» PROBLEM DESCRIPTION:
Every line that contains the word "Platform" is to be copied from the listing.

====

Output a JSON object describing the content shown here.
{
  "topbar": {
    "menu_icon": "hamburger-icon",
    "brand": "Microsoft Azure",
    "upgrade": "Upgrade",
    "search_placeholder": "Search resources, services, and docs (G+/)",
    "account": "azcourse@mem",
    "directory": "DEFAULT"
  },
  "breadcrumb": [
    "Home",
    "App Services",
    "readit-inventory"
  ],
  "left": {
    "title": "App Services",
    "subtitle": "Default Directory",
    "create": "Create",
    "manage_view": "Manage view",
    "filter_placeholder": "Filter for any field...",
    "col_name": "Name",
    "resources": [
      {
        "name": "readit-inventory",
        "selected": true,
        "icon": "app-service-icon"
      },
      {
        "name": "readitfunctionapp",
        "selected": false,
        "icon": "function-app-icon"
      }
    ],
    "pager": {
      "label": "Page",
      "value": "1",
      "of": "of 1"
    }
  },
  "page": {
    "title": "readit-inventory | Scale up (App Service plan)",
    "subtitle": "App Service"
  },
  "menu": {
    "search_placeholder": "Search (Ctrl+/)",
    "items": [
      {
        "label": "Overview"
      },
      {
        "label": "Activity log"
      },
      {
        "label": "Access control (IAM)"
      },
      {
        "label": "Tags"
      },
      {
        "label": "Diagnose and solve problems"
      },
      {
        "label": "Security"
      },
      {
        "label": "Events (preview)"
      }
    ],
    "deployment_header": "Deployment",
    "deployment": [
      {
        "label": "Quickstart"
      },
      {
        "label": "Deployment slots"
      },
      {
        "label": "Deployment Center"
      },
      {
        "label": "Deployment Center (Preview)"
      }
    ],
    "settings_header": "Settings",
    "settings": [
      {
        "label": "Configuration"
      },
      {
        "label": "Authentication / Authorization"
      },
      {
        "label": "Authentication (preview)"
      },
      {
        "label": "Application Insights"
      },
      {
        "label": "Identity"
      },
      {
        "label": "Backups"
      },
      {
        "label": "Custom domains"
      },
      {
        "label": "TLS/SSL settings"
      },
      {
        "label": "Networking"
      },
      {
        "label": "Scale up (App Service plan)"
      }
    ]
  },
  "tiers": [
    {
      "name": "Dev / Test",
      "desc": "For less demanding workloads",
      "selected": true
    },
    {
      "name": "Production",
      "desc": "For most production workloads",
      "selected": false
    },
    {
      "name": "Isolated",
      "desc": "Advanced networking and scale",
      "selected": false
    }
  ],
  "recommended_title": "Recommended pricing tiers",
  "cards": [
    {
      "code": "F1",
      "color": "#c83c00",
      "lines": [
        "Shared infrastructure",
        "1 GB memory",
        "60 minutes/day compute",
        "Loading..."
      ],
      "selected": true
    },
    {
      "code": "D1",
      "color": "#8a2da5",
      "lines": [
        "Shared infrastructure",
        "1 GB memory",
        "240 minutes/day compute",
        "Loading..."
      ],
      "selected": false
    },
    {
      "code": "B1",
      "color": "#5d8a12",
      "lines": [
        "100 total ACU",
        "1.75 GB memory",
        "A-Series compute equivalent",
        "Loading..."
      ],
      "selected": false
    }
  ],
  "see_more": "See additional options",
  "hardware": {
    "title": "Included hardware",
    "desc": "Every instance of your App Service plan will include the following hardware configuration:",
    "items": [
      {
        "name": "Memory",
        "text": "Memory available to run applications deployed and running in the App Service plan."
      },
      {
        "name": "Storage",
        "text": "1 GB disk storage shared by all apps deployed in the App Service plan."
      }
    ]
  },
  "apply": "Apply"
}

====

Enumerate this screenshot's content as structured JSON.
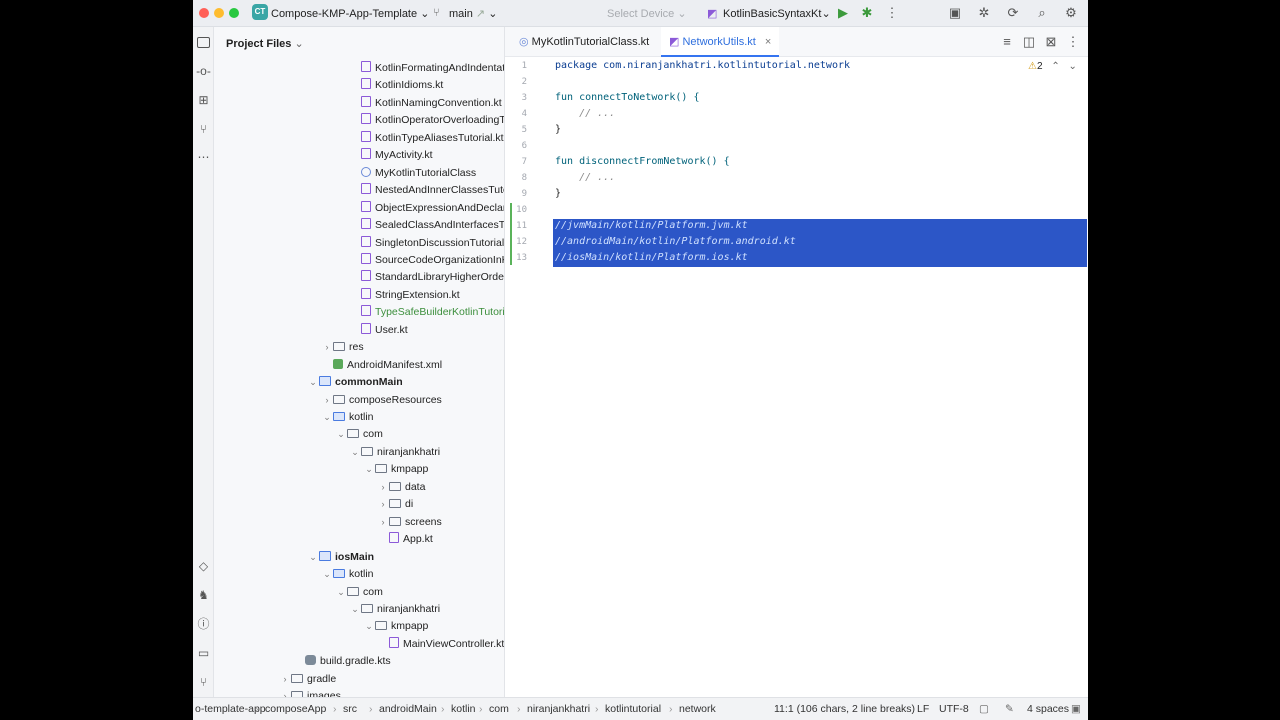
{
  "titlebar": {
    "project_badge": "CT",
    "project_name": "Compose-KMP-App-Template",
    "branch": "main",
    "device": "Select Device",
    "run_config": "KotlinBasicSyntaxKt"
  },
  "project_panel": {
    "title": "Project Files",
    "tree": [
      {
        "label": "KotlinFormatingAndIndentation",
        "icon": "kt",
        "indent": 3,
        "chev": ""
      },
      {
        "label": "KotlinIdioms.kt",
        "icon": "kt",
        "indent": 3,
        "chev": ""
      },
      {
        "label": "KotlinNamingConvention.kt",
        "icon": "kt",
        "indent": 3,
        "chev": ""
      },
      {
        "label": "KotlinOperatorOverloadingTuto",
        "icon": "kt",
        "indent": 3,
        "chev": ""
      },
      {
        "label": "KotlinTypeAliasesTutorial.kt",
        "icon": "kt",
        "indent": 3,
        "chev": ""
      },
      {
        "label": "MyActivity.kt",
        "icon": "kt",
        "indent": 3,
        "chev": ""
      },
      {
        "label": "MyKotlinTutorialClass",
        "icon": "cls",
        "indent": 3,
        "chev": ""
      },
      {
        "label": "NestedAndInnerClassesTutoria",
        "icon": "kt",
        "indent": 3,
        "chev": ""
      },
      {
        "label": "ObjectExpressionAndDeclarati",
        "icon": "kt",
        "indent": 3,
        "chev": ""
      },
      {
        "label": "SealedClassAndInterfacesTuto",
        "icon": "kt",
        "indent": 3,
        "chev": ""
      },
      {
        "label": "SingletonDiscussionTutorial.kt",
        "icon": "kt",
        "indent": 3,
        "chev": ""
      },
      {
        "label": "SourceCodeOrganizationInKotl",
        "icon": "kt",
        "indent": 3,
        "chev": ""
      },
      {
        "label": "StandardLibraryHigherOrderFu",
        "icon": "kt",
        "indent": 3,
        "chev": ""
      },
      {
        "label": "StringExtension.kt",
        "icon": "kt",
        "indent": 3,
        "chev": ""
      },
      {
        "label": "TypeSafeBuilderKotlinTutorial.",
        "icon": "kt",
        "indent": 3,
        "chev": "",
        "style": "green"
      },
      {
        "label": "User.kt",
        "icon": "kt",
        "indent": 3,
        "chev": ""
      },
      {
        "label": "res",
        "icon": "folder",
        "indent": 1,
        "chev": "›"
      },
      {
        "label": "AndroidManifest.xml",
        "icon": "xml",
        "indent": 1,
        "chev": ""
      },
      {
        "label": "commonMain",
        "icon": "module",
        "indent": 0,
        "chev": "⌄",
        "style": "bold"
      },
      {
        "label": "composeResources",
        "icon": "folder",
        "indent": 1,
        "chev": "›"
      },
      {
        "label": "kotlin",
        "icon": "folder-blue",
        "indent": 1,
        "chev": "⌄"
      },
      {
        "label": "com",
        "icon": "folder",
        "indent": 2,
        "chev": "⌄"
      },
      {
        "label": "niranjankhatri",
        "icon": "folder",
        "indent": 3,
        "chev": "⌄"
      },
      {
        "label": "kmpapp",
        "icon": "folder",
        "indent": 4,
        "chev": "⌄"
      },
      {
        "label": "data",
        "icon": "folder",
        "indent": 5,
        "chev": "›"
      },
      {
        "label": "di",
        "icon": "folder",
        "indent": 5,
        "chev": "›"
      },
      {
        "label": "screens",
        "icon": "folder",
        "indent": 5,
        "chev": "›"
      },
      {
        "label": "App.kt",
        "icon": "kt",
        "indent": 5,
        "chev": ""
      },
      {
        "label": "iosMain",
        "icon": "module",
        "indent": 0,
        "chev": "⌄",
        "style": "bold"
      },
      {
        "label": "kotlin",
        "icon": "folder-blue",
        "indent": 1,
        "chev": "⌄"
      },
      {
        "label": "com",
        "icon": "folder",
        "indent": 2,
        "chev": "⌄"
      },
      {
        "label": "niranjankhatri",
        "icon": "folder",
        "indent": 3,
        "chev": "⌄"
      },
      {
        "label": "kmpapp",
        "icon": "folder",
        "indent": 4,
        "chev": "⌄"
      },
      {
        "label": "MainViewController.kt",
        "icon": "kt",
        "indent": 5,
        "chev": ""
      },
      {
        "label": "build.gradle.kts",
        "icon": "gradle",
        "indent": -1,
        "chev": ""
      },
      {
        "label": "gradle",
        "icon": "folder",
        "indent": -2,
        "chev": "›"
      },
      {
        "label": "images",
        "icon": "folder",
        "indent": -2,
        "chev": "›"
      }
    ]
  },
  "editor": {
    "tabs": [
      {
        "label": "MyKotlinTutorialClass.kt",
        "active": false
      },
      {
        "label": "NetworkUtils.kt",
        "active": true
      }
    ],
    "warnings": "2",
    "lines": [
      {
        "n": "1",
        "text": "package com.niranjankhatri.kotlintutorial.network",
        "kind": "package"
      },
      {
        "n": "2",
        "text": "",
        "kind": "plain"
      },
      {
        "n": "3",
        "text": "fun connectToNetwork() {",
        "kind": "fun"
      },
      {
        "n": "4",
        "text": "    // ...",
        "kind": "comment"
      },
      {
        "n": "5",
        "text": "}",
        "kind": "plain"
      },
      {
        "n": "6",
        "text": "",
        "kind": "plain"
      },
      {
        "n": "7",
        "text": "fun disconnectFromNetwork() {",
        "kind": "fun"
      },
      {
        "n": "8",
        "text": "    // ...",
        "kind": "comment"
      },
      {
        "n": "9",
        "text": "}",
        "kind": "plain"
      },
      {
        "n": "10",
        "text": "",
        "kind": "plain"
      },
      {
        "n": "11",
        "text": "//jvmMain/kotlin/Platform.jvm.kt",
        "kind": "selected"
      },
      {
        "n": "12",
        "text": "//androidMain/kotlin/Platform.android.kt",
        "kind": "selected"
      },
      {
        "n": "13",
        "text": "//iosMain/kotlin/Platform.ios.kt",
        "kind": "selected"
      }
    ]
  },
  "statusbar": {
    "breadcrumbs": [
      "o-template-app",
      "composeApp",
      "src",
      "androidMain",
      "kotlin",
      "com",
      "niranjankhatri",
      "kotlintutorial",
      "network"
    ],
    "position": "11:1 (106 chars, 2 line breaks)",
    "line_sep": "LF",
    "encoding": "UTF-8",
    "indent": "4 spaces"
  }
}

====

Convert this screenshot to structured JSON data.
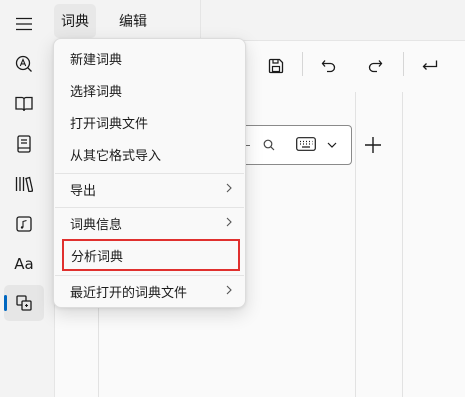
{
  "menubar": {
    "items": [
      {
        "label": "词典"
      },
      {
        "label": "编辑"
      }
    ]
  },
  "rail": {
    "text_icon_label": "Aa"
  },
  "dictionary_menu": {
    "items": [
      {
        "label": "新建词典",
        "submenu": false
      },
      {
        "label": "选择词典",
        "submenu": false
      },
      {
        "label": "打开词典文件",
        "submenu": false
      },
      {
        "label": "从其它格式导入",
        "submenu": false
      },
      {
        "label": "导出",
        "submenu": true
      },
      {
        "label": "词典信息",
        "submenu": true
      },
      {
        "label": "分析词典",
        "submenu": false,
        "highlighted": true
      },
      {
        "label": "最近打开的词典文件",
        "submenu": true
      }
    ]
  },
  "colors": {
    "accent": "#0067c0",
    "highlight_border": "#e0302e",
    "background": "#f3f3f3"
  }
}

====

» REPLY TO THE EXERCISE:
        "text": "//jvmMain/kotlin/Platform.jvm.kt",
        "text": "//androidMain/kotlin/Platform.android.kt",
        "text": "//iosMain/kotlin/Platform.ios.kt",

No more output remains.